Hawaii under martial law will be examined in a series of weekday lunch-time events at the King Kamehameha V Judiciary History Center.
Covering the years 1941 to 1944, the series is in observance of the 75th anniversary of the attack on Pearl Harbor.
The 12 noon to 12:30 p.m. tours will be offered by reservation from Monday, Dec. 5 to Friday, Dec. 9. at the history center on 417 S. King Street.
Tours include a viewing of the Center’s short film, “When Fear Reigned,” followed by a tour of the museum exhibition, “Hawaiʻi Under Martial Law: 1941–1944.”
Within hours after Japan’s attack on Pearl Harbor, the United States declared martial law in Hawaii. During World War II, Hawaii was the only part of the United States in which the civilian government was suspended and replaced by a military government. Martial law had a dramatic impact on both the Territory of Hawaii’s judiciary and civilian population.
Participants will receive a free copy of the Center’s publication about martial law, which provides an overview of daily life under military rule and a synopsis of Duncan v. Kahanamoku, the U.S. Supreme Court decision that stands as an important beacon of American liberty.
To make reservations, call 808-539-4999 or email firstname.lastname@example.org.
The center will also be presenting “Reflections of Honor: The Untold Story of a Nisei Spy” from 5:30 p.m. to 7:30 p.m. Thursday, Dec. 8.
Arthur Komori, a Nisei from Kauai, was one of two Japanese Americans recruited to the U.S. Army Counter Intelligence Corps to pose as a Japanese sympathizer and spy on Japan’s activities in Manila in the Philippines in the months leading up to World War II. When the war started, Komori served his country as a translator and undercover agent both on the front lines and behind the scenes in General Douglas MacArthur’s headquarters, even while at home over 120,000 Japanese Americans were interned in relocation camps.

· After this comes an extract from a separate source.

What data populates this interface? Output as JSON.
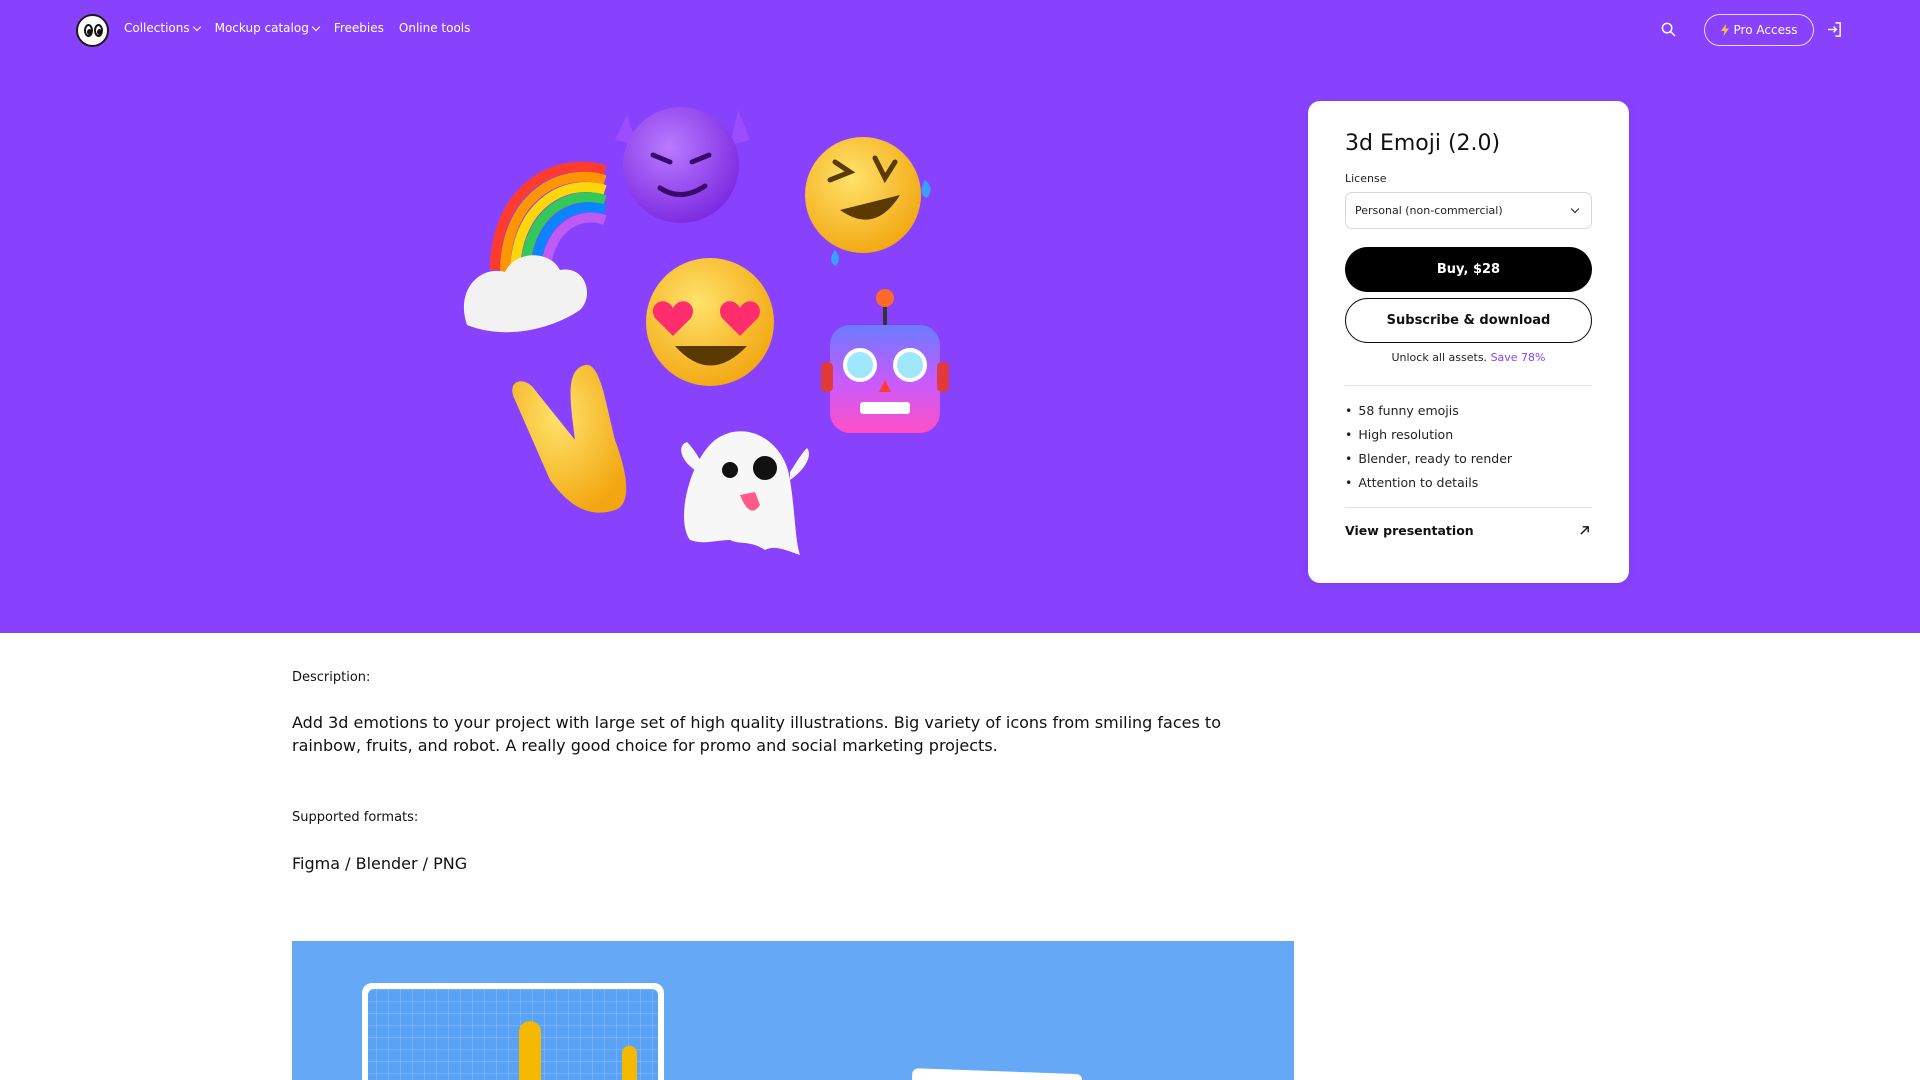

More than just a spy, Komori’s varied responsibilities also included interrogating prisoners of war and helping to train new linguist recruits and prepare them for work in the Pacific. Komori was also with MacArthur when he retook the Philippines and was in Tokyo Bay to witness the surrender of the Japanese to the Allied Powers. Fortunately, Komori recorded his story in journals, reports, and even poetry.

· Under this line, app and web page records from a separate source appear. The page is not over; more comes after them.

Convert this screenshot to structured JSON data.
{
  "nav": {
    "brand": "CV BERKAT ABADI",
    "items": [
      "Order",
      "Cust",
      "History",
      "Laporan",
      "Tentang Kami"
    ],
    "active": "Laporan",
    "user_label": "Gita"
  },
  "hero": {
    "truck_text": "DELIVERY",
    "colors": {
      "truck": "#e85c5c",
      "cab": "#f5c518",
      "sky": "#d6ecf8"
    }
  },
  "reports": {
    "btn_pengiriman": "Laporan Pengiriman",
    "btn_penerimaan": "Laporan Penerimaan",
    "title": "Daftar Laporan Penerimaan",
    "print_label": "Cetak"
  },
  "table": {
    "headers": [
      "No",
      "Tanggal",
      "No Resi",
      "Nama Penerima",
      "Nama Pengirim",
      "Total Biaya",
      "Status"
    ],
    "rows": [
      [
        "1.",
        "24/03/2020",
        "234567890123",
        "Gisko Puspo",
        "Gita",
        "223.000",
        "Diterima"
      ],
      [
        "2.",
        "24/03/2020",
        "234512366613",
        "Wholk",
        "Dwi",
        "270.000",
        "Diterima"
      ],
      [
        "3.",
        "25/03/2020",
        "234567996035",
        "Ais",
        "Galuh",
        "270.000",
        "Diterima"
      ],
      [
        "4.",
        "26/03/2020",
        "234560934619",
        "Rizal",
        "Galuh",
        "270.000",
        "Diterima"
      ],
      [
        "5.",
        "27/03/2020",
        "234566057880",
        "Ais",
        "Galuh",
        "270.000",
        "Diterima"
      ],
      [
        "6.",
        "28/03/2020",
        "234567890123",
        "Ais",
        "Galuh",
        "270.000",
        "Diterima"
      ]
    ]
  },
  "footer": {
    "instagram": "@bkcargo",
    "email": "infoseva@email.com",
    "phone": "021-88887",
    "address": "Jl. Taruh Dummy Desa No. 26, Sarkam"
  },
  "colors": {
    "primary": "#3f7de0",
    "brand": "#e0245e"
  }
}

Speakers will be the biography’s authors Yoshinobu Oshiro (Military Intelligence Service veteran and retired principal, Department of Education) and Lori Ward (Managing Editor at the Curriculum Research & Development Group, College of Education, University of Hawaii at Manoa).
For more information about this event, click here.